Stored records:
'''

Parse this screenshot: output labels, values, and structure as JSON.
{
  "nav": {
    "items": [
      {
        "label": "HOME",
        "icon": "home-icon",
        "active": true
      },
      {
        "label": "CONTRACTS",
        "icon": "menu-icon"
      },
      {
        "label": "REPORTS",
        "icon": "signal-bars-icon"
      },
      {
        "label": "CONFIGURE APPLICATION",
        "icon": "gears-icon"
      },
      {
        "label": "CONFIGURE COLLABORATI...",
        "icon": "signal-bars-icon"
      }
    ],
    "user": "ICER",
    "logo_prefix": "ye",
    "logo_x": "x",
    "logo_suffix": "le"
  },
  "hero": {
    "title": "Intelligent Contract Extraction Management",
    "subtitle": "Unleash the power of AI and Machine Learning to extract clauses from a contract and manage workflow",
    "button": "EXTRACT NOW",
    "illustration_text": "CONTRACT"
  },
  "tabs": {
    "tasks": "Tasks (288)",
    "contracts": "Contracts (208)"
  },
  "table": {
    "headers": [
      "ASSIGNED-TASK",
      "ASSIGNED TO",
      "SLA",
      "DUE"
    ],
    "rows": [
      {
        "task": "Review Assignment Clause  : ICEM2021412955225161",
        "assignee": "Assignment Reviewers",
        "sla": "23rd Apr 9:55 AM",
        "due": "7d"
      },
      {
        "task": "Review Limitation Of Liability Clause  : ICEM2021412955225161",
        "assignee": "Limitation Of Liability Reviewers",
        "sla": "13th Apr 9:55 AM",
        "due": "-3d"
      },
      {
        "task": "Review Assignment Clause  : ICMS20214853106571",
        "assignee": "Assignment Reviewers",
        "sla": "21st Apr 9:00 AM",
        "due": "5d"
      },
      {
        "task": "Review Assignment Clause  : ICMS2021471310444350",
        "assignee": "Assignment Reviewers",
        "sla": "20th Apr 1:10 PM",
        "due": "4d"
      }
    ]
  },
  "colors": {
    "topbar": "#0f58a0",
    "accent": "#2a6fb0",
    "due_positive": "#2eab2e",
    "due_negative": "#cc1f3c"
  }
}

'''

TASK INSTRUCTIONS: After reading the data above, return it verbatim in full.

ANSWER SPACE:
Parse this screenshot: output labels, values, and structure as JSON.
{
  "nav": {
    "items": [
      {
        "label": "HOME",
        "icon": "home-icon",
        "active": true
      },
      {
        "label": "CONTRACTS",
        "icon": "menu-icon"
      },
      {
        "label": "REPORTS",
        "icon": "signal-bars-icon"
      },
      {
        "label": "CONFIGURE APPLICATION",
        "icon": "gears-icon"
      },
      {
        "label": "CONFIGURE COLLABORATI...",
        "icon": "signal-bars-icon"
      }
    ],
    "user": "ICER",
    "logo_prefix": "ye",
    "logo_x": "x",
    "logo_suffix": "le"
  },
  "hero": {
    "title": "Intelligent Contract Extraction Management",
    "subtitle": "Unleash the power of AI and Machine Learning to extract clauses from a contract and manage workflow",
    "button": "EXTRACT NOW",
    "illustration_text": "CONTRACT"
  },
  "tabs": {
    "tasks": "Tasks (288)",
    "contracts": "Contracts (208)"
  },
  "table": {
    "headers": [
      "ASSIGNED-TASK",
      "ASSIGNED TO",
      "SLA",
      "DUE"
    ],
    "rows": [
      {
        "task": "Review Assignment Clause  : ICEM2021412955225161",
        "assignee": "Assignment Reviewers",
        "sla": "23rd Apr 9:55 AM",
        "due": "7d"
      },
      {
        "task": "Review Limitation Of Liability Clause  : ICEM2021412955225161",
        "assignee": "Limitation Of Liability Reviewers",
        "sla": "13th Apr 9:55 AM",
        "due": "-3d"
      },
      {
        "task": "Review Assignment Clause  : ICMS20214853106571",
        "assignee": "Assignment Reviewers",
        "sla": "21st Apr 9:00 AM",
        "due": "5d"
      },
      {
        "task": "Review Assignment Clause  : ICMS2021471310444350",
        "assignee": "Assignment Reviewers",
        "sla": "20th Apr 1:10 PM",
        "due": "4d"
      }
    ]
  },
  "colors": {
    "topbar": "#0f58a0",
    "accent": "#2a6fb0",
    "due_positive": "#2eab2e",
    "due_negative": "#cc1f3c"
  }
}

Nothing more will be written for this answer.